Running time: 92 min.
Release date: August 12, 1977
An issue that most horror films from the current era have is that they fail to develop atmosphere and tension, or set a tone that could leave the hairs on the back of your neck standing. They tend to just throw paper-thin characters into the plot and then have them killed without any sort of build-up. Dario Argento gives us Suspiria as an example of how to use technique and skill to build an atmosphere that is chilling, so that even if your characters or plot are lacking, you still have yourself a hell of a tone that could still leave an imprint on the collective brains of the audience.
Jessica Harper plays Suzy Bannion, an American ballet dancer who has come to Germany to attend the prestigious Tanz Dance Academy. She arrives on a stormy night, and one of the neat tricks Argento pulls happens in the first few minutes of the story. When the doors of the airport open/close, the creepy and atmospheric music by the prog rock group Goblin seeps in/out, almost as if Argento was letting the audience know that anything outside sounds like it could be life-threatening. Sure enough, when Suzy arrives at the academy, she sees another young woman run out of the school as if she were running for her life. That young woman is later killed in a most gory fashion by an unseen stalker. Well, mostly unseen.
|I always feel like somebody's watching meeeee...|
Suzy is welcomed into the academy and is introduced to the instructor Miss Tanner (Alida Valli) and the vice-director, Miss Blanc (Joan Bennett) who seem like respectful folk, except when Miss Tanner pushes Suzy through a practice even though Suzy looks like she's going to pass out at any second. Then there is an issue with maggots infesting everything, forcing staff and students to camp out in the practice hall for the night.
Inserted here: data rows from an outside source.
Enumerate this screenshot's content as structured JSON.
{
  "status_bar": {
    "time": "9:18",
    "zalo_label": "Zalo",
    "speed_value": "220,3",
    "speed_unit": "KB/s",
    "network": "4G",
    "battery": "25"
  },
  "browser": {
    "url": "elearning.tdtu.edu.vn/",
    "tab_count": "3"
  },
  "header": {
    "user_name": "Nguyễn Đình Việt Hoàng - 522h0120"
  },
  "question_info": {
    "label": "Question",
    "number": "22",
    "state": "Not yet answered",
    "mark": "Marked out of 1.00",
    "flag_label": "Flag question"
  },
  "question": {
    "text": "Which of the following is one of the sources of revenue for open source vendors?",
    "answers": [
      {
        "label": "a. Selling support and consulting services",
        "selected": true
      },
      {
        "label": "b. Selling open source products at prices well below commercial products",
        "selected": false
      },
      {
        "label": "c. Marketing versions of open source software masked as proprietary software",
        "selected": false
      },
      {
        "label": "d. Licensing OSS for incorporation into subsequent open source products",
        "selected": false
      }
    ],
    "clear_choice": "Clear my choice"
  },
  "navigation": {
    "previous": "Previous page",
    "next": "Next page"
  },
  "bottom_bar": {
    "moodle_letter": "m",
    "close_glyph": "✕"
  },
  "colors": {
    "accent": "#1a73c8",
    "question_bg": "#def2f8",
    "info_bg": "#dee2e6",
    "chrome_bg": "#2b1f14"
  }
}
Apparently, it was due to boxes of spoiled food in the attic but what that has to do with the plot, who knows. Suzy becomes friends with Sara, who used to be friends with the late Pat, the young woman who fled the academy in the beginning, and she shares with Suzy stories of Pat and some strange happenings in the school. Of course, later on Sara herself meets a similar fate as Pat only this time thanks to some conveniently placed razor wire. A hell of a lot of razor wire. Then there is an incident with the school's blind piano player and his guide dog. It all adds up to something strange going on at Tanz Dance Academy and Suzy is in the middle of it all. Unfortunately, the story presented here by screenwriters Argento and Dario Nicolodi leaves some questions unanswered and provides very little details where more could have helped, as well as the occasional gaps in logic. However, the scares provided in the story are chill-inducing and legitimately frightening, and this is a credit to Argento and his skill.
Argento applies his trademarks throughout the film with several artistic flourishes. The production design and cinematography (by Luciano Tovoli) emphasize vivid colors such as blue, green and yellow. Red is especially used throughout, giving the film an intentionally unrealistic nightmarish quality. Whatever is missing in terms of story here is more than made up for with a haunting, dreamlike atmosphere and a tone that will keep you on the edge of your seat, waiting for the next gory killing. The score by Goblin is excellent and greatly helps establish the tone of the film.
Jessica Harper leads the cast as Suzy. Harper was previously seen in Brian De Palma's rock and/or roll horror opera The Phantom of the Paradise so she has a bit of experience with this type of role. However, like the rest of the cast, her voice work is overdubbed, even though she speaks English. When English-speaking actors have to re-record some of their own voice work, this can impact the dramatic effect of the dialogue. It can even, at times, be a little corny, especially near the end of the film when the big secret of the school is revealed. Harper does an admirable job but it is almost difficult to judge the rest of the cast with all the dubbing going on here.
The end result is a film that is quite adept at setting a tone and providing impactful imagery that is meant to frighten an audience. Suspiria does that quite properly and is highly regarded in that respect. If Argento and Nicolodi could have somehow created a tighter story and had not left so many gaps or unanswered questions, Suspiria could have been something great. As it is, we are left with a merely "very good" film that will scare the pants off most viewers.